Saturday, November 19, 2016

The Bergdahl Report

Yesterday I finished Season 2 of the Serial podcast, this one about Sgt. Bowe Bergdahl, the U.S. soldier captured and held for five years by the Taliban after walking off his Army post in Afghanistan. On its face, it seems like a happy story -- a rare case of a U.S. captive being brought back alive from extremists in the Middle East. I remember when Bergdahl's recovery was announced by the White House. I was surprised we'd gotten him back.

But the story quickly got politicized, with critics of President Obama arguing over the prisoner swap that led to Bergdahl's release, and the circumstances of his initial disappearance. (I wrote sympathetically about him back then, too.) Bergdahl -- who apparently intended his disappearance as a protest against what he saw as dangerous Army leadership -- was labeled a deserter, maybe even a traitor, and there's still controversy about what should happen to him now that he's been brought back to the United States. He's due to be court-martialed for desertion.

I guess it makes sense to put him through some sort of judicial process, in order to sort out the circumstances of the case. But it seems to me that the guy has been punished enough. I mean, holy cow, five years in a series of dark hidey-holes in Pakistan? That surpasses any humane punishment the U.S. could inflict. I hope if he is found guilty of a crime, his sentence is suspended or he's given time served. He's done his time, don't you think?

It seems that people with a military background are particularly fierce about punishing Bergdahl. Some argue that he led to the deaths of other soldiers, though the Serial reporters could never really substantiate that charge. I have no military experience, nor does anyone in my family, so maybe that's why I tend to lean toward leniency. I just think, enough is enough. Let him move on with his life.

(Photo: Wimbledon, last weekend.)


Yorkshire Pudding said...

Perhaps one of the first actions of Trump's presidency will be to pardon Bergdahl, signalling a four year term characterised by compassion, wisdom and forgiveness.

ellen abbott said...

I don't think leniency is something the army does much. and yeah, I think he's been punished enough for his foolishness.

Ms. Moon said...

Ugh. Yes. He's suffered, he's been punished. And yet, he'll have to go through the whole mess and it will take time and money but that's the way it is.
I don't understand any of it.

Red said...

Armies unfortunately don't do leniency. The guy sounds like a mental health case.

The Bug said...

Oh Mr. Pudding - you made me laugh out loud (in a despairing, slightly hysterical manner).

Steve Reed said...

YP: That will happen immediately after he appoints Tinkerbell to be ambassador to the UN.

Ellen: Yeah, it's all about the discipline, I guess.
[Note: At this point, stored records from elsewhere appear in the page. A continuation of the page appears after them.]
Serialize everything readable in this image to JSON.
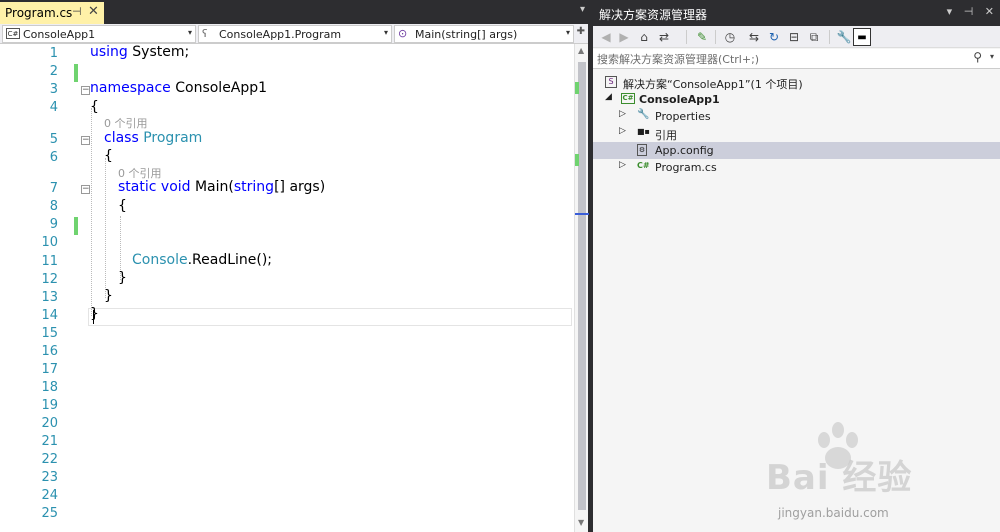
{
  "editor": {
    "tab": {
      "title": "Program.cs",
      "pin": "⊣",
      "close": "✕"
    },
    "tabstrip_menu": "▾",
    "nav": {
      "project": {
        "icon": "C#",
        "label": "ConsoleApp1"
      },
      "type": {
        "icon": "ʕ",
        "label": "ConsoleApp1.Program"
      },
      "member": {
        "icon": "⊙",
        "label": "Main(string[] args)"
      },
      "caret": "▾",
      "split": "✚"
    },
    "line_numbers": [
      "1",
      "2",
      "3",
      "4",
      "5",
      "6",
      "7",
      "8",
      "9",
      "10",
      "11",
      "12",
      "13",
      "14",
      "15",
      "16",
      "17",
      "18",
      "19",
      "20",
      "21",
      "22",
      "23",
      "24",
      "25"
    ],
    "code": {
      "l1_kw": "using",
      "l1_rest": " System;",
      "l3_kw": "namespace",
      "l3_rest": " ConsoleApp1",
      "open_brace": "{",
      "close_brace": "}",
      "ref_count": "0 个引用",
      "l5_kw": "class",
      "l5_type": " Program",
      "l7_kw1": "static",
      "l7_kw2": " void",
      "l7_name": " Main(",
      "l7_type": "string",
      "l7_rest": "[] args)",
      "l11_type": "Console",
      "l11_rest": ".ReadLine();"
    },
    "fold_glyph": "−"
  },
  "solution_explorer": {
    "title": "解决方案资源管理器",
    "title_buttons": [
      "▾",
      "⊣",
      "✕"
    ],
    "toolbar": {
      "back": "◀",
      "forward": "▶",
      "home": "⌂",
      "switch_views": "⇄",
      "pending_changes": "✎",
      "history": "◷",
      "sync": "⇆",
      "refresh": "↻",
      "collapse_all": "⊟",
      "show_all": "⧉",
      "properties": "🔧",
      "preview": "▬"
    },
    "search": {
      "placeholder": "搜索解决方案资源管理器(Ctrl+;)",
      "icon": "⚲",
      "options": "▾"
    },
    "tree": {
      "solution": {
        "icon": "S",
        "label": "解决方案“ConsoleApp1”(1 个项目)"
      },
      "project": {
        "expander": "◢",
        "icon": "C#",
        "label": "ConsoleApp1"
      },
      "properties": {
        "expander": "▷",
        "icon": "🔧",
        "label": "Properties"
      },
      "references": {
        "expander": "▷",
        "icon": "■▪",
        "label": "引用"
      },
      "app_config": {
        "icon": "⚙",
        "label": "App.config"
      },
      "program_cs": {
        "expander": "▷",
        "icon": "C#",
        "label": "Program.cs"
      }
    }
  },
  "watermark": {
    "brand": "Bai  经验",
    "url": "jingyan.baidu.com"
  }
}
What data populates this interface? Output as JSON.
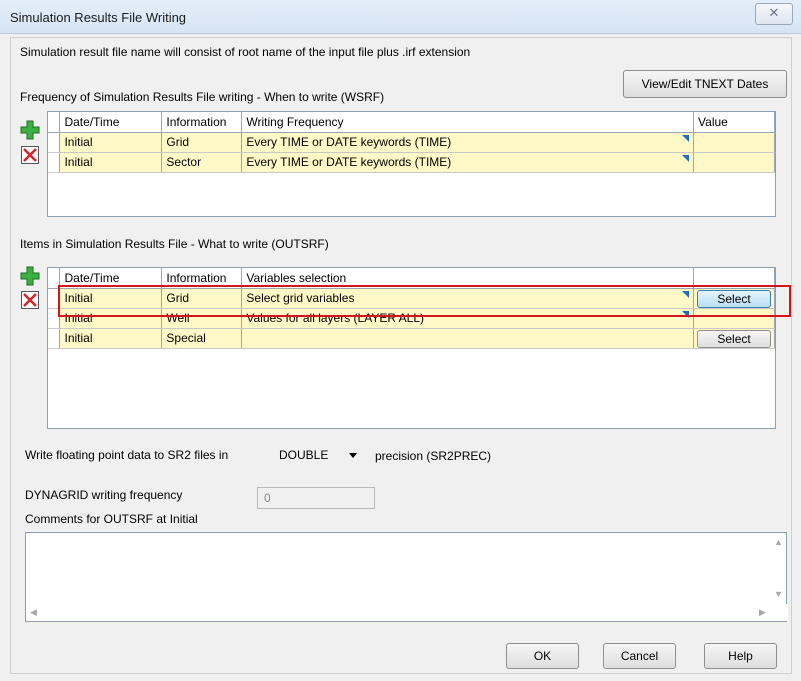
{
  "window": {
    "title": "Simulation Results File Writing",
    "close_glyph": "✕"
  },
  "info_text": "Simulation result file name will consist of root name of the input file plus .irf extension",
  "view_edit_button": "View/Edit TNEXT Dates",
  "wsrf": {
    "heading": "Frequency of Simulation Results File writing -  When to write (WSRF)",
    "columns": [
      "Date/Time",
      "Information",
      "Writing Frequency",
      "Value"
    ],
    "rows": [
      {
        "date": "Initial",
        "info": "Grid",
        "freq": "Every TIME or DATE keywords (TIME)",
        "value": ""
      },
      {
        "date": "Initial",
        "info": "Sector",
        "freq": "Every TIME or DATE keywords (TIME)",
        "value": ""
      }
    ]
  },
  "outsrf": {
    "heading": "Items in Simulation Results File - What to write (OUTSRF)",
    "columns": [
      "Date/Time",
      "Information",
      "Variables selection",
      ""
    ],
    "rows": [
      {
        "date": "Initial",
        "info": "Grid",
        "selection": "Select grid variables",
        "button": "Select"
      },
      {
        "date": "Initial",
        "info": "Well",
        "selection": "Values for all layers (LAYER ALL)",
        "button": ""
      },
      {
        "date": "Initial",
        "info": "Special",
        "selection": "",
        "button": "Select"
      }
    ]
  },
  "precision": {
    "label": "Write floating point data to SR2 files in",
    "value": "DOUBLE",
    "suffix": "precision (SR2PREC)"
  },
  "dynagrid": {
    "label": "DYNAGRID writing frequency",
    "value": "0"
  },
  "comments": {
    "label": "Comments for OUTSRF at Initial",
    "value": ""
  },
  "buttons": {
    "ok": "OK",
    "cancel": "Cancel",
    "help": "Help"
  },
  "colors": {
    "highlight": "#d6141d",
    "row_fill": "#fff9c8",
    "dropdown_marker": "#1f6fc8"
  }
}
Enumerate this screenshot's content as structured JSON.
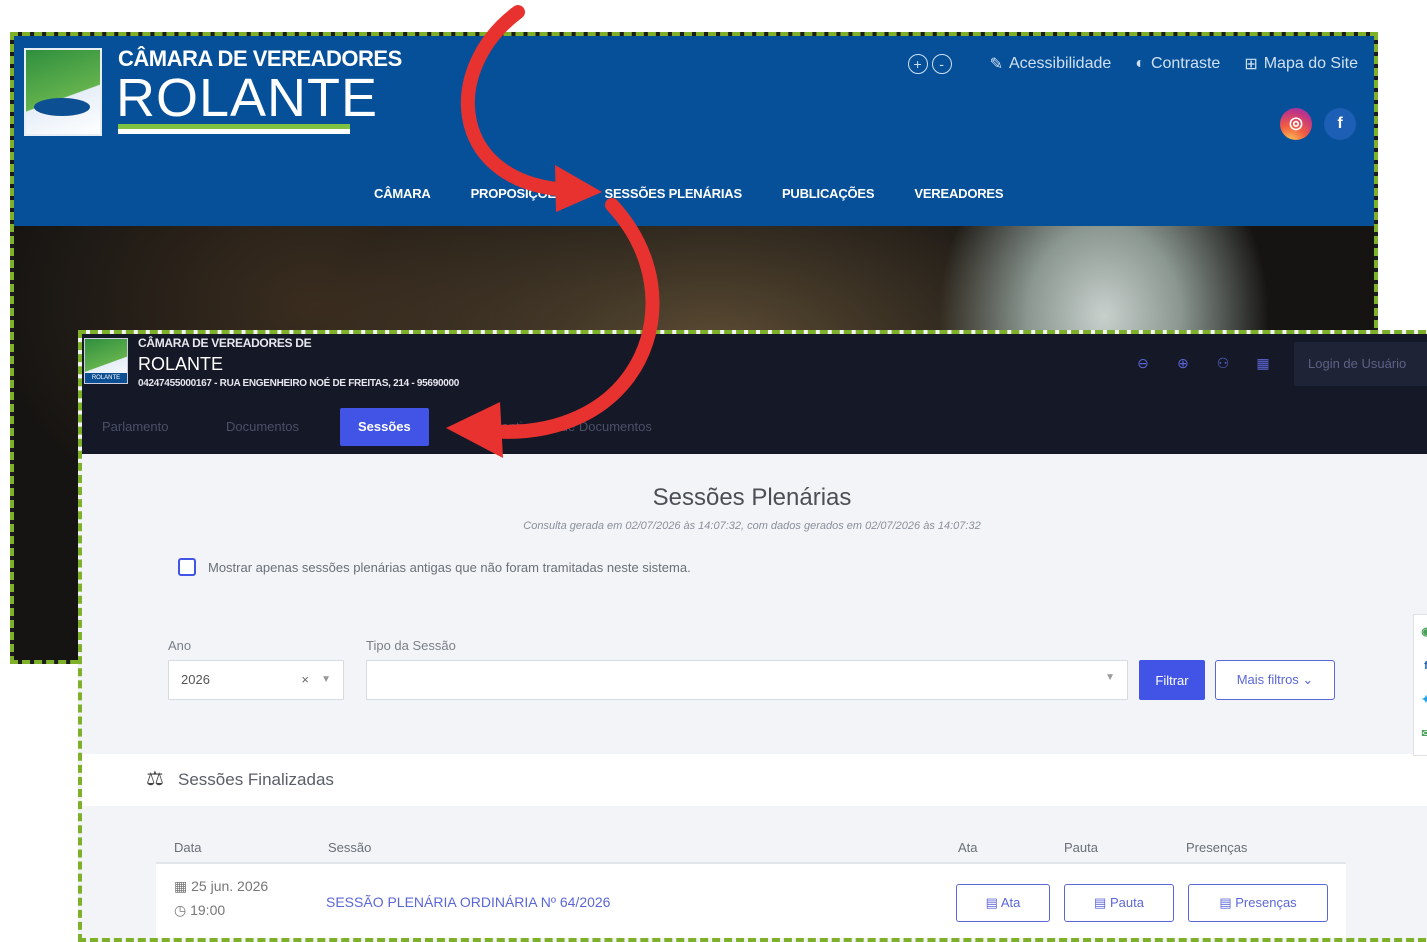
{
  "back_site": {
    "logo": {
      "line1": "CÂMARA DE VEREADORES",
      "line2": "ROLANTE"
    },
    "tools": {
      "zoom_in": "+",
      "zoom_out": "-",
      "acessibilidade": "Acessibilidade",
      "contraste": "Contraste",
      "mapa": "Mapa do Site"
    },
    "social": {
      "instagram": "◎",
      "facebook": "f"
    },
    "menu": [
      "CÂMARA",
      "PROPOSIÇÕES",
      "SESSÕES PLENÁRIAS",
      "PUBLICAÇÕES",
      "VEREADORES"
    ]
  },
  "front_site": {
    "header": {
      "title_small": "CÂMARA DE VEREADORES DE",
      "title_big": "ROLANTE",
      "address": "04247455000167 - RUA ENGENHEIRO NOÉ DE FREITAS, 214 - 95690000",
      "logo_caption": "ROLANTE",
      "login": "Login de Usuário"
    },
    "tabs": [
      "Parlamento",
      "Documentos",
      "Sessões",
      "Autenticação de Documentos"
    ],
    "page": {
      "title": "Sessões Plenárias",
      "subtitle": "Consulta gerada em 02/07/2026 às 14:07:32, com dados gerados em 02/07/2026 às 14:07:32",
      "checkbox_label": "Mostrar apenas sessões plenárias antigas que não foram tramitadas neste sistema."
    },
    "filters": {
      "ano_label": "Ano",
      "ano_value": "2026",
      "ano_clear": "×",
      "tipo_label": "Tipo da Sessão",
      "filtrar": "Filtrar",
      "mais_filtros": "Mais filtros ⌄"
    },
    "finalizadas": {
      "title": "Sessões Finalizadas",
      "columns": [
        "Data",
        "Sessão",
        "Ata",
        "Pauta",
        "Presenças"
      ],
      "rows": [
        {
          "date": "25 jun. 2026",
          "time": "19:00",
          "sessao": "SESSÃO PLENÁRIA ORDINÁRIA Nº 64/2026",
          "ata": "Ata",
          "pauta": "Pauta",
          "presencas": "Presenças"
        }
      ]
    }
  },
  "colors": {
    "back_header": "#06509a",
    "front_header": "#151827",
    "accent": "#4154e6",
    "frame": "#7fb02a",
    "arrow": "#e8322f"
  }
}
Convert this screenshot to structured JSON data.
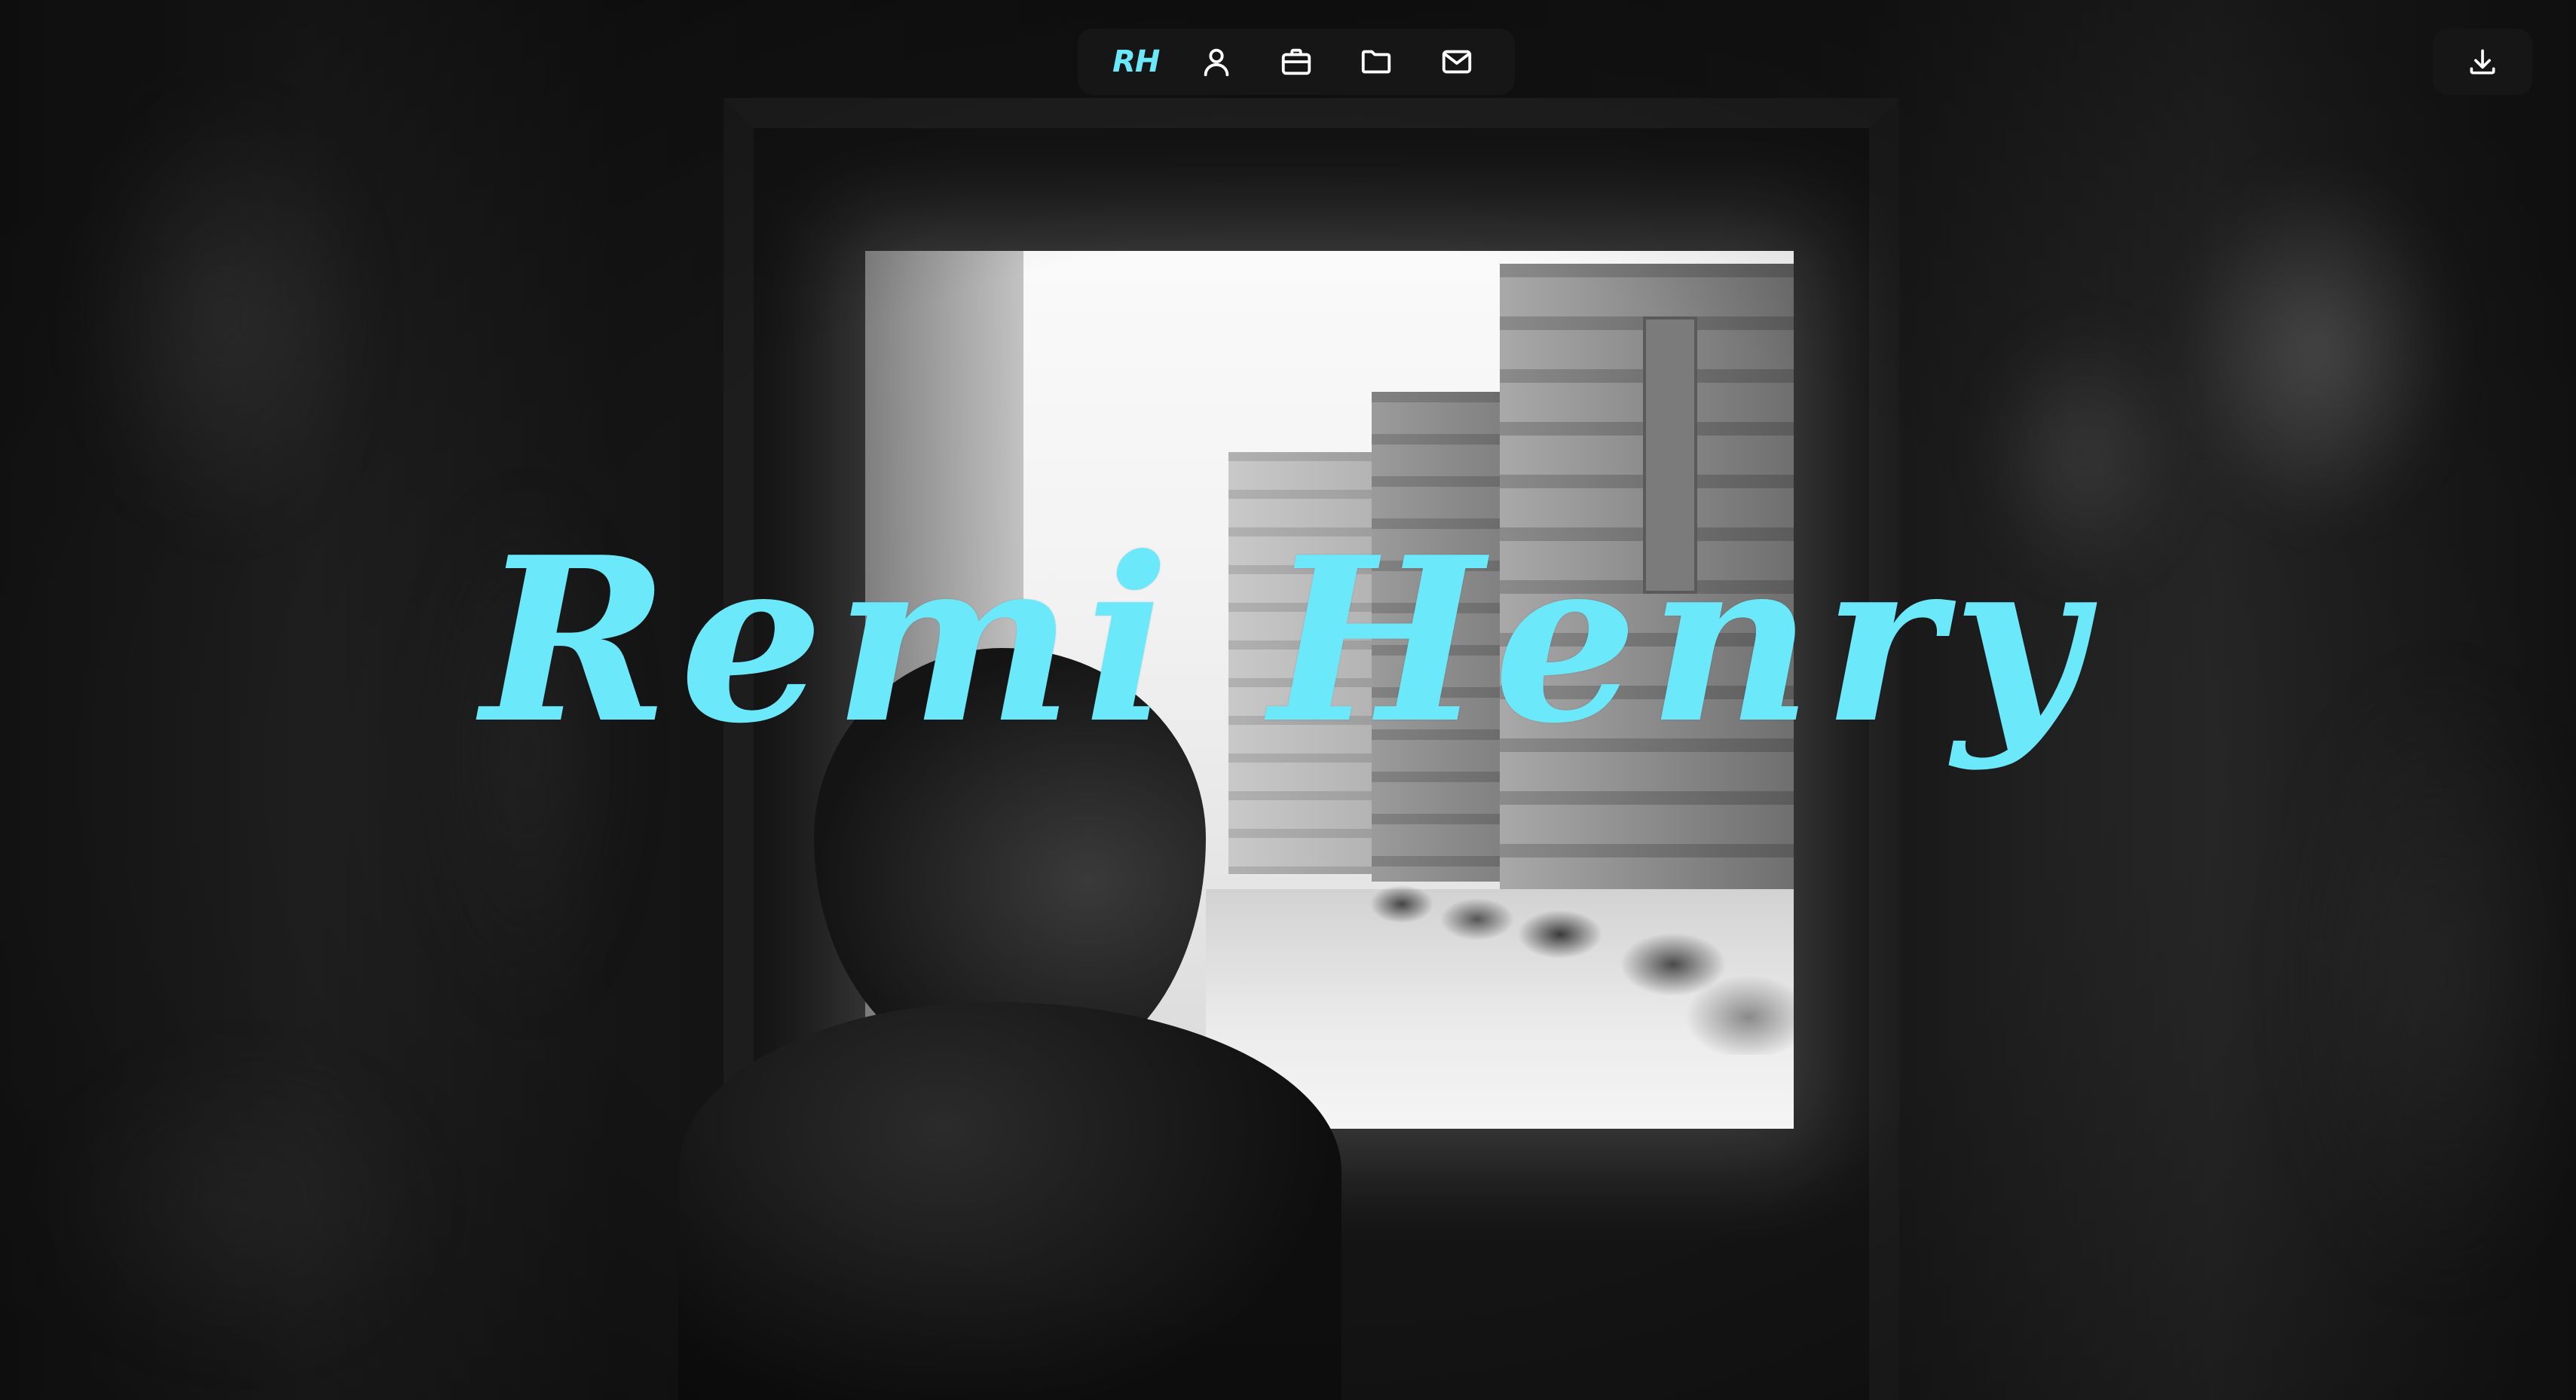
{
  "hero": {
    "title": "Remi Henry",
    "title_color": "#6ce8fb",
    "photo_style": "black-and-white"
  },
  "nav": {
    "logo_text": "RH",
    "items": [
      {
        "icon": "user-icon",
        "label": ""
      },
      {
        "icon": "briefcase-icon",
        "label": ""
      },
      {
        "icon": "folder-icon",
        "label": ""
      },
      {
        "icon": "mail-icon",
        "label": ""
      }
    ],
    "background": "#161616"
  },
  "actions": {
    "download_icon": "download-icon"
  }
}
Ms Moon: Me neither.

Red: I think he does have some mental health issues, which were explored in the podcast. There were questions about why the Army even took him in the first place.

Bug: I've been doing that kind of laughing a lot lately!